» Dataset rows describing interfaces
_ _ _ _ _

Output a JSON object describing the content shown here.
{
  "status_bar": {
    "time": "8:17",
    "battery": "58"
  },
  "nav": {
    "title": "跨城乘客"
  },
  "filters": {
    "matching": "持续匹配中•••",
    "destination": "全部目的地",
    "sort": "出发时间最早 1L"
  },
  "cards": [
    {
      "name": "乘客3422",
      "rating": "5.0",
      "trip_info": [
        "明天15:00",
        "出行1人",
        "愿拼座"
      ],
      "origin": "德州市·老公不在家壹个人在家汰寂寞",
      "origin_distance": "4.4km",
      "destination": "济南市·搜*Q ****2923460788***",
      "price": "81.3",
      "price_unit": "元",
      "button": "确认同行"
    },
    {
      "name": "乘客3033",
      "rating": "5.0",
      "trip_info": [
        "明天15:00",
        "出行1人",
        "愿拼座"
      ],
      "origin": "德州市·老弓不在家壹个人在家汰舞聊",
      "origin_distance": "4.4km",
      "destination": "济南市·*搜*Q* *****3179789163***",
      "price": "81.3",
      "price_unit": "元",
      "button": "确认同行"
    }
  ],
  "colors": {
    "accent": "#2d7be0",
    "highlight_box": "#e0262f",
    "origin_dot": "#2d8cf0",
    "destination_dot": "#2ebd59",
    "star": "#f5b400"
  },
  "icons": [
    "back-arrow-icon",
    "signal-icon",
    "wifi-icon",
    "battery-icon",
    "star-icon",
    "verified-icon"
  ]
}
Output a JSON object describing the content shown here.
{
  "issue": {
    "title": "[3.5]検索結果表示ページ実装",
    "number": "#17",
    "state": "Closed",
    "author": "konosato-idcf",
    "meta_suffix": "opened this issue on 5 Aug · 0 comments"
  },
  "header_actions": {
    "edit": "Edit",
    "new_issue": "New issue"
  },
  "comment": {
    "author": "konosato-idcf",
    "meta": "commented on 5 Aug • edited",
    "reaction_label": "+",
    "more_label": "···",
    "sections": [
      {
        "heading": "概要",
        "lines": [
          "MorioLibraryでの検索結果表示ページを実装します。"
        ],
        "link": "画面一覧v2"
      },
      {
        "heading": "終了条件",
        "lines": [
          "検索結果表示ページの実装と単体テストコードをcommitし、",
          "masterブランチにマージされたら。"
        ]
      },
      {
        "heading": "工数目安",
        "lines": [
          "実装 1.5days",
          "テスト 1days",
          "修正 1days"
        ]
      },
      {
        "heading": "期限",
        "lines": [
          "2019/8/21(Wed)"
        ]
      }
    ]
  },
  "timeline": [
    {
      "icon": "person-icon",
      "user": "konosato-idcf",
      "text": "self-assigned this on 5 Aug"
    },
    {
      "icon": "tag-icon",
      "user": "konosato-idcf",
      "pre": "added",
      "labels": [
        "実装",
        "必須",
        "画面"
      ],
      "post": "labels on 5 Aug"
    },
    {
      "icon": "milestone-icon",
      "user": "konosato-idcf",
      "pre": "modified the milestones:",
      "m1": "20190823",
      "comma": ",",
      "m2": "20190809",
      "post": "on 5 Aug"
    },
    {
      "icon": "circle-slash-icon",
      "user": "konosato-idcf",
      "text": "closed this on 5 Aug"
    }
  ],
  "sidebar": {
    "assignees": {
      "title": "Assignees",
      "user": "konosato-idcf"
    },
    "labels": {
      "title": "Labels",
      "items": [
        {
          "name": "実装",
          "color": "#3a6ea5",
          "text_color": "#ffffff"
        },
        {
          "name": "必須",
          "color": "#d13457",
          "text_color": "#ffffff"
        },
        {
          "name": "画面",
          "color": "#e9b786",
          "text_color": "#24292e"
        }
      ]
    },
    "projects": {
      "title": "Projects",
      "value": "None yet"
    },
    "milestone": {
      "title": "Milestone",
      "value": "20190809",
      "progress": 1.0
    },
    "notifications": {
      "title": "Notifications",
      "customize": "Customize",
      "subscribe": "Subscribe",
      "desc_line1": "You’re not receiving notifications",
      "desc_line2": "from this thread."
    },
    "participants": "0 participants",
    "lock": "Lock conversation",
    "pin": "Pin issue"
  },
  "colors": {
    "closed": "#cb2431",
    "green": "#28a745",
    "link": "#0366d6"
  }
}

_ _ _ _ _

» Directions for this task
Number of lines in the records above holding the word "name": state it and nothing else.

» Output
5